Drs. McCaig and Gowdy did not challenge the reasonableness of the non-solicitation clauses. But they took issue with whether their actions had indeed breached the wording of those clauses.
At trial, the judge found that the newspaper ads constituted “solicitation” as prohibited in the non-solicitation covenant and ordered damages to be paid. But on appeal, the B.C. Court of Appeal reversed that part of the trial judge’s decision and held that the general advertisement was not enough to constitute a breach of a non-solicitation clause in the agreements. The court held that the parties intended to EXCLUDE informational advertising; otherwise, they would have included a clause saying so or one like that which had been included in the agreement of purchase and sale between Dr. McCaig and Dr. Kilistoff. The B.C. Court of Appeal reviewed U.S. and Canadian cases that had found that a newspaper ad announcing a new business location had not breached a non-solicitation clause. As such, the Court dismissed the part of the case against Drs. McCaig and Gowdy for placing advertisements in the Surrey Leader.
Note that this case involved multiple issues (e.g. constructive dismissal, breach of fiduciary duty, failing to pay for patient files to be transferred, etc.) and non-solicitation of patients via general newspaper advertisement was simply one of those issues (and the topic of this blog).
David Mayzel is your legal risk manager. He is a trained courtroom lawyer and has spent many years resolving disputes both in and out of court. He knows how to prepare documents and execute transactions in a way that avoids or mitigates legal risks. He can be reached at 416.528.5280. or firstname.lastname@example.org.
Michael Carabash is your business law adviser. He is an entrepreneur at heart who helps you see the big legal picture. He drafts clear and effective agreements that protect your rights while promoting your interests. He can be reached at 647.680.9530. or email@example.com.
Ljubica Durlovska is your transition lawyer. She helps you with staff and associates, maintaining your corporation, and other business matters. She can be reached at 416.443.9280, extension 206 or firstname.lastname@example.org.
Jonathan Borrelli is your employment lawyer.

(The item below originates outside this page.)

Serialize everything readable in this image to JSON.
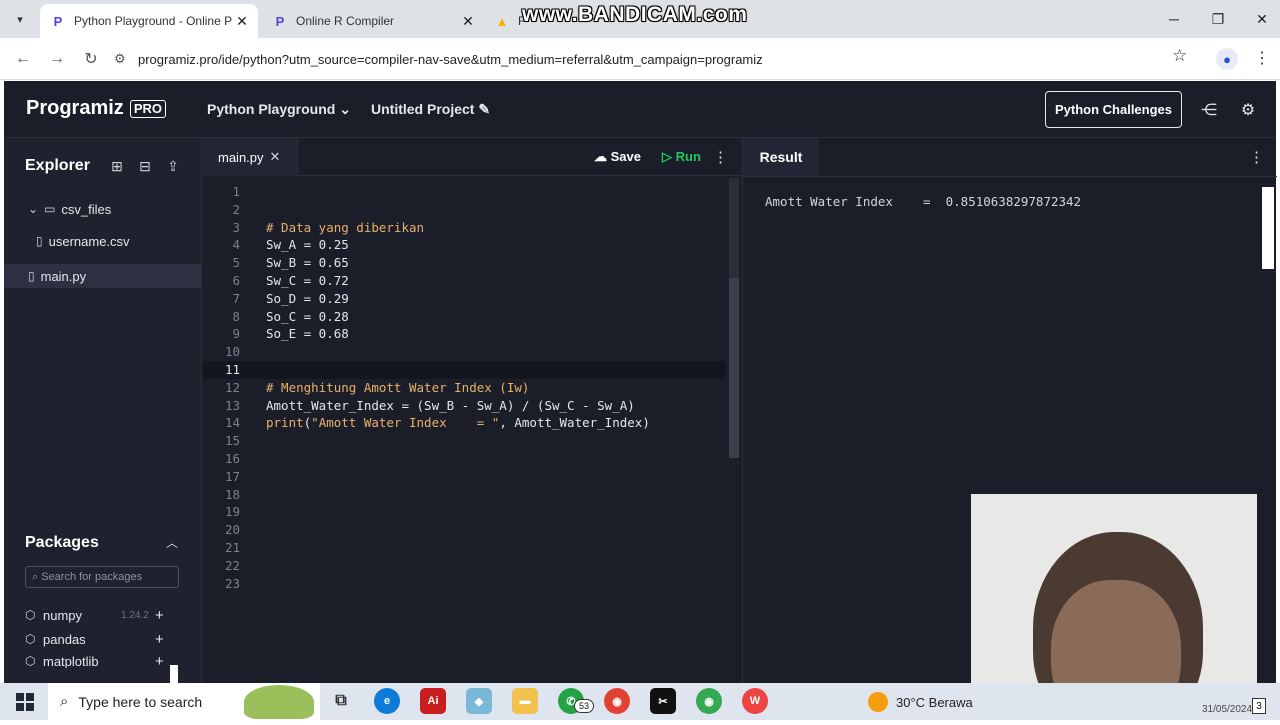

He helps you with staff and associates matters, including hirings, terminations, switching staff to written contracts and resolving disputes. He can be reached at 416.443.9280, extension 204 or email@example.com.

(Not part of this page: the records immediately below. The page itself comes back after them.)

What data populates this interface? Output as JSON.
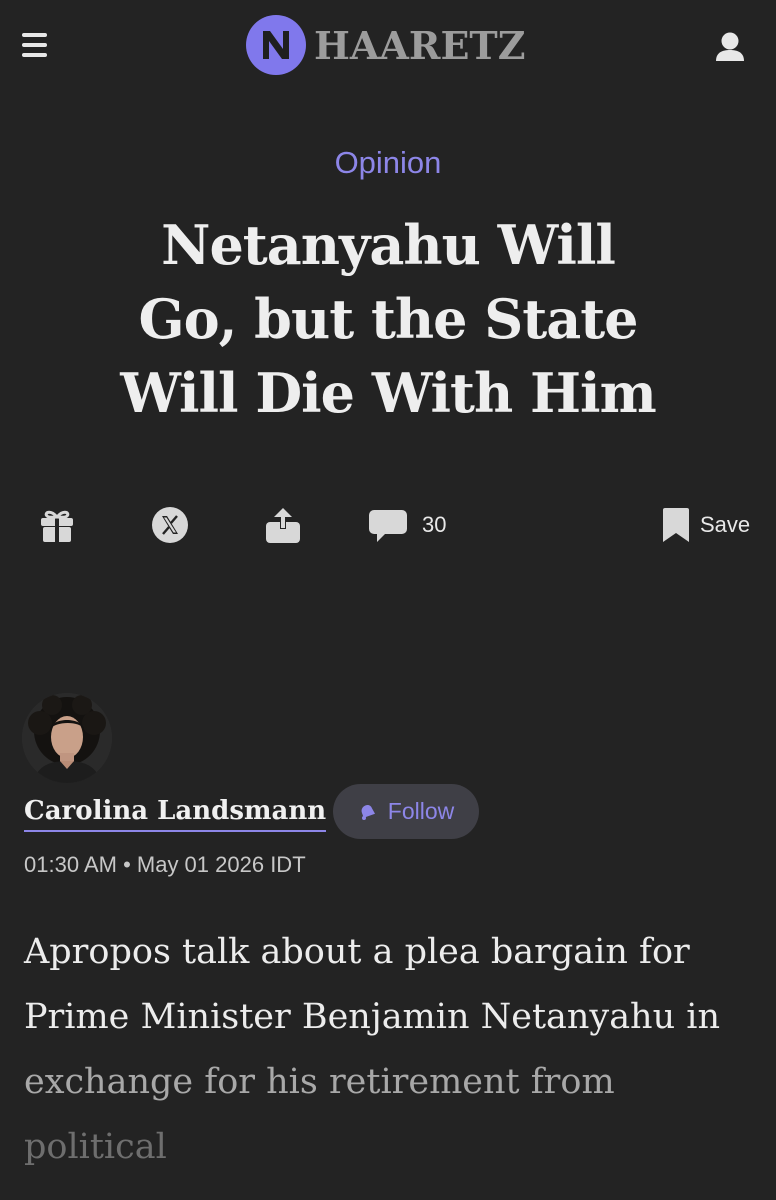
{
  "colors": {
    "background": "#232323",
    "accent": "#8d86e8",
    "logo_badge": "#8078ec",
    "logo_text": "#9c9c9c",
    "button_bg": "#3f3f46"
  },
  "header": {
    "logo_text": "HAARETZ",
    "menu_icon": "hamburger-menu-icon",
    "user_icon": "user-profile-icon"
  },
  "article": {
    "section": "Opinion",
    "headline_lines": [
      "Netanyahu Will",
      "Go, but the State",
      "Will Die With Him"
    ],
    "comments_count": "30",
    "save_label": "Save",
    "author": {
      "name": "Carolina Landsmann",
      "follow_label": "Follow"
    },
    "timestamp": "01:30 AM • May 01 2026 IDT",
    "body_lines": [
      "Apropos talk about a plea bargain for",
      "Prime Minister Benjamin Netanyahu in",
      "exchange for his retirement from",
      "political"
    ]
  },
  "icons": [
    "gift-icon",
    "x-share-icon",
    "share-icon",
    "comment-icon",
    "bookmark-icon",
    "bell-icon"
  ]
}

Benjamin Kong is an experienced business law clerk. He assists David and Michael with corporate matters and purchase / sale transactions. He can be reached at 416.443.9280, extension 207 or firstname.lastname@example.org.

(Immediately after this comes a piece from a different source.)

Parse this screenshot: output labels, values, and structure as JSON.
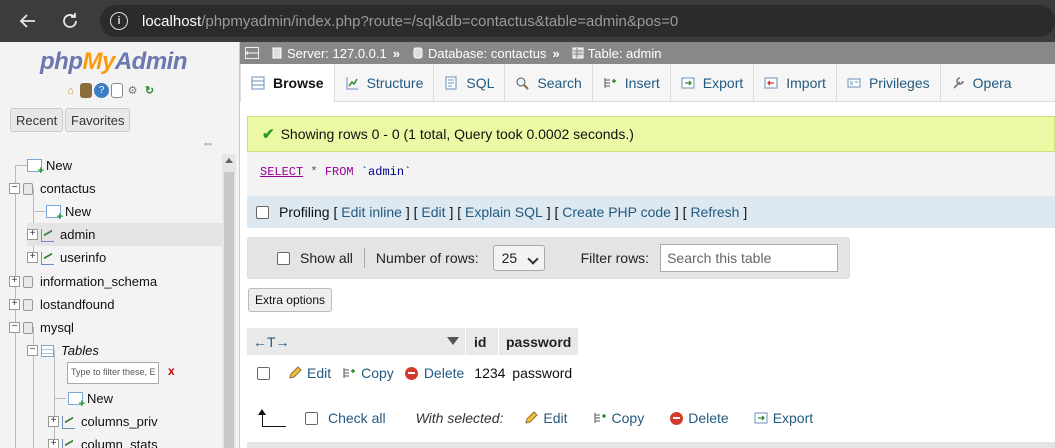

Julie Whitehouse is an experienced business law clerk. She assists David and Michael with corporate matters and purchase / sale transactions. She can be reached at 416.443.9280, extension 203 or email@example.com.
David, Michael, Ljubica, Jonathan, Ben and Julie are a truly dynamic team. Their diverse knowledge, skills, and experiences will help you get the best deal possible while promoting your interests and protecting your rights. You can read dentist testimonials here.